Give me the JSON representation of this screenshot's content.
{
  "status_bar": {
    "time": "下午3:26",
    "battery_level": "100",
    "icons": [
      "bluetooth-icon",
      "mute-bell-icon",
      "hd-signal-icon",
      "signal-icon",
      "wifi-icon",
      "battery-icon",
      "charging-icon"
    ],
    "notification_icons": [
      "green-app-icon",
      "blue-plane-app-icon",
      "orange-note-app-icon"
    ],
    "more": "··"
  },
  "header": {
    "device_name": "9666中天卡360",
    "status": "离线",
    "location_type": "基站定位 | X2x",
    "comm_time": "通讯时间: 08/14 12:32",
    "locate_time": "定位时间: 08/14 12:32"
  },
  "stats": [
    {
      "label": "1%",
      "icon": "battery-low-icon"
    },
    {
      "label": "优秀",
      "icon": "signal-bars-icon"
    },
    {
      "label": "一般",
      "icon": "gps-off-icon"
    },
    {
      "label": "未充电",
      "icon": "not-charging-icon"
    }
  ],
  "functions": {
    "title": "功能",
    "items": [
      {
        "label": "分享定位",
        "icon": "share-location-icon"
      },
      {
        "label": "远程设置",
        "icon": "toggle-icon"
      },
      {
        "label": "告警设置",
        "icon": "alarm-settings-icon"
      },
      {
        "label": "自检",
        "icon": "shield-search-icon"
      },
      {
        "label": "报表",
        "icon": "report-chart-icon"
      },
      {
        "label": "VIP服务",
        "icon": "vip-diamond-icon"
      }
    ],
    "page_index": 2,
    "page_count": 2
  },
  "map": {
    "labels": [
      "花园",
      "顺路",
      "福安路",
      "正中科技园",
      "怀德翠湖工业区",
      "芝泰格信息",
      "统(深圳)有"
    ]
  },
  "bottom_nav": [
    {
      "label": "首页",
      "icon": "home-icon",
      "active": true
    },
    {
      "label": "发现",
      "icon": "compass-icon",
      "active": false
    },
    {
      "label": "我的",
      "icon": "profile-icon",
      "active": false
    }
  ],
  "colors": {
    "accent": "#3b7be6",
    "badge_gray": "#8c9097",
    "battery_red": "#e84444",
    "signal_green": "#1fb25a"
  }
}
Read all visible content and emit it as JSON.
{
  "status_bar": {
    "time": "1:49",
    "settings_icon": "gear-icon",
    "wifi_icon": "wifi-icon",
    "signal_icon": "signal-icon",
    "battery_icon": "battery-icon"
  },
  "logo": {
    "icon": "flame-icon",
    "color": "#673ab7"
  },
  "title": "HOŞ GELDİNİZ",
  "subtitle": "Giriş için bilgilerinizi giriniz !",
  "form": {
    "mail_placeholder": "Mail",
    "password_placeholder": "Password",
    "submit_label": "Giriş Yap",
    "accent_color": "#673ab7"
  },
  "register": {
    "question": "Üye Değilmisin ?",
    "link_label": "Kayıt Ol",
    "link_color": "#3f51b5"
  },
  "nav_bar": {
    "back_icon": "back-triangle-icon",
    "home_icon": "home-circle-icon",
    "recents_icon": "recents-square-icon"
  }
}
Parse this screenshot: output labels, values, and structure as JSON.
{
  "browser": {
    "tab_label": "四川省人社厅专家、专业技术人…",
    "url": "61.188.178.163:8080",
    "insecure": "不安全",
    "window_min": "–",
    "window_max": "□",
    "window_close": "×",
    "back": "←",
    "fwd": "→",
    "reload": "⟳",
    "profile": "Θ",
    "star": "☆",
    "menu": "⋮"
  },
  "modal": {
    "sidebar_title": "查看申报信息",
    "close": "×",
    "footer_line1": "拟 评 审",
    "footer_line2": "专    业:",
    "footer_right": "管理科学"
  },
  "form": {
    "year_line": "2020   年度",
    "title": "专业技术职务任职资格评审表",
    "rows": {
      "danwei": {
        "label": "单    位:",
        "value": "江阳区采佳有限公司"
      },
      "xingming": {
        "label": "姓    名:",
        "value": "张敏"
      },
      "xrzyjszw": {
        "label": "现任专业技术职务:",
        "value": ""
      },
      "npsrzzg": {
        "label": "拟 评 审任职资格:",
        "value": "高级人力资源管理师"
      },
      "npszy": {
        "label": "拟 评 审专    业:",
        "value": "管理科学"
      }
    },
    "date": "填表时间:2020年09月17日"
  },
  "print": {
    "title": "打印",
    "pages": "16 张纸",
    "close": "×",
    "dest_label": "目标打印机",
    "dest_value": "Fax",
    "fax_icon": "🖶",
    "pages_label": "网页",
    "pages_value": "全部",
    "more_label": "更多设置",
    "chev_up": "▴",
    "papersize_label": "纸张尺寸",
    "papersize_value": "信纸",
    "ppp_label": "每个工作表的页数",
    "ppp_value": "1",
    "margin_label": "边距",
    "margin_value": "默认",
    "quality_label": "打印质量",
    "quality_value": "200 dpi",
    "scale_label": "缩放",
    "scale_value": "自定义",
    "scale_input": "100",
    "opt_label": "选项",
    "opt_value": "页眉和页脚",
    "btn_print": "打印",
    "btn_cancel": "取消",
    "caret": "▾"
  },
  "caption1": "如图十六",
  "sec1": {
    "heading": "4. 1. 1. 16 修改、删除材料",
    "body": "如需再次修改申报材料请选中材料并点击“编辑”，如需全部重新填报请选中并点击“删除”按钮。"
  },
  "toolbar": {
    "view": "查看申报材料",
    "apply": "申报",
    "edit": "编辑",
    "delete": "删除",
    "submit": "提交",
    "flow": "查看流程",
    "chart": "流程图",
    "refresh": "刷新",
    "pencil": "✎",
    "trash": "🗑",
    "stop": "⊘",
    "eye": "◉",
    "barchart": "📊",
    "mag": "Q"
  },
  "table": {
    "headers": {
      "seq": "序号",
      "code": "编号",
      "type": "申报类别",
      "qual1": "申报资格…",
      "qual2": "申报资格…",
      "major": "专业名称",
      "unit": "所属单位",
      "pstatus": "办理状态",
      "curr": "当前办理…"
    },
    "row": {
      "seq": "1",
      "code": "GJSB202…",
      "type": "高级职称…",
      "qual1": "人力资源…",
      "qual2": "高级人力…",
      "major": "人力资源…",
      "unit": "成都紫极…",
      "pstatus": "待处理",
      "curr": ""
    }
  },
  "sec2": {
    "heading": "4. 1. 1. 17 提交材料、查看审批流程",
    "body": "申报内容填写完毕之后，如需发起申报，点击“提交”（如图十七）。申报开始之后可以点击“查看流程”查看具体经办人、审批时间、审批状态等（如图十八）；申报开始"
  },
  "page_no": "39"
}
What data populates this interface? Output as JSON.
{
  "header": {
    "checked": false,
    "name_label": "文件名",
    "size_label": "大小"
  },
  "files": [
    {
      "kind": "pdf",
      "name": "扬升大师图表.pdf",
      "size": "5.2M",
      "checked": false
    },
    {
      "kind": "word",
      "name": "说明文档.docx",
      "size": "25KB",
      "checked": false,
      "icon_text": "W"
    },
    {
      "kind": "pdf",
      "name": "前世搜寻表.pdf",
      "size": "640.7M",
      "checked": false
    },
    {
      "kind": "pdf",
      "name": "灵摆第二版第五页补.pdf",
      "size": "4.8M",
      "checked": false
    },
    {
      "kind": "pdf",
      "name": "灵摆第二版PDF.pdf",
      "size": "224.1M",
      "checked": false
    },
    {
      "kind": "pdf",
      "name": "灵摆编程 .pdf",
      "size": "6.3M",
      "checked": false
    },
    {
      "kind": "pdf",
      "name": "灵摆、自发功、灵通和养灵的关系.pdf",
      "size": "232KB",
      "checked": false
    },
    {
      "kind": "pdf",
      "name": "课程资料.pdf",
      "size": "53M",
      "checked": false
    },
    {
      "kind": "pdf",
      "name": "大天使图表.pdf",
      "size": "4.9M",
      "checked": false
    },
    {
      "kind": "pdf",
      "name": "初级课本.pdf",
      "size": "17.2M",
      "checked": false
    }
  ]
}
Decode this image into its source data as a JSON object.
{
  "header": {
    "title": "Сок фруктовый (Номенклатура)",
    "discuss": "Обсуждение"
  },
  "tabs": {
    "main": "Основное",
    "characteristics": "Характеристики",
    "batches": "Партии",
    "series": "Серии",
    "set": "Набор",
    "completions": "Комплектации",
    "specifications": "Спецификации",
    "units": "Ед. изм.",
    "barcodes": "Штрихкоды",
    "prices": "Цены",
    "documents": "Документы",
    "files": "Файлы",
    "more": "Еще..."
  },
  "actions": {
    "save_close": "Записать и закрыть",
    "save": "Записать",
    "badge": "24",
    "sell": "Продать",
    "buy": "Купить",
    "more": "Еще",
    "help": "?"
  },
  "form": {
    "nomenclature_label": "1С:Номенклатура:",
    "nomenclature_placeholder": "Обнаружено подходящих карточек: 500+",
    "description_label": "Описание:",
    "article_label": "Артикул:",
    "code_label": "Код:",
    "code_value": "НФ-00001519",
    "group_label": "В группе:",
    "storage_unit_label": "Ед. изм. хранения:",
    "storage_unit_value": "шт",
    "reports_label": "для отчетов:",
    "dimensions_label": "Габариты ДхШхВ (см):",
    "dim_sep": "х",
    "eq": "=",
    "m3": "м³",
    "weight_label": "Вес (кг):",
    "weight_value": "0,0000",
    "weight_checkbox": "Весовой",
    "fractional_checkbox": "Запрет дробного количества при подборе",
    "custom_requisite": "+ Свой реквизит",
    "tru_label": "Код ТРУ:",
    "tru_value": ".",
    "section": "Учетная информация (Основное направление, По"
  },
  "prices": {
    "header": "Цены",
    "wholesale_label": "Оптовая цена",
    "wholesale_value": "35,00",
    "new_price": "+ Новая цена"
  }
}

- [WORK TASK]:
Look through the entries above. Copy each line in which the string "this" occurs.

- [THE ANSWER]:
Give me the JSON representation of this screenshot's content.
Parse this screenshot: output labels, values, and structure as JSON.
What data populates this interface? Output as JSON.
Decode this image into its source data as a JSON object.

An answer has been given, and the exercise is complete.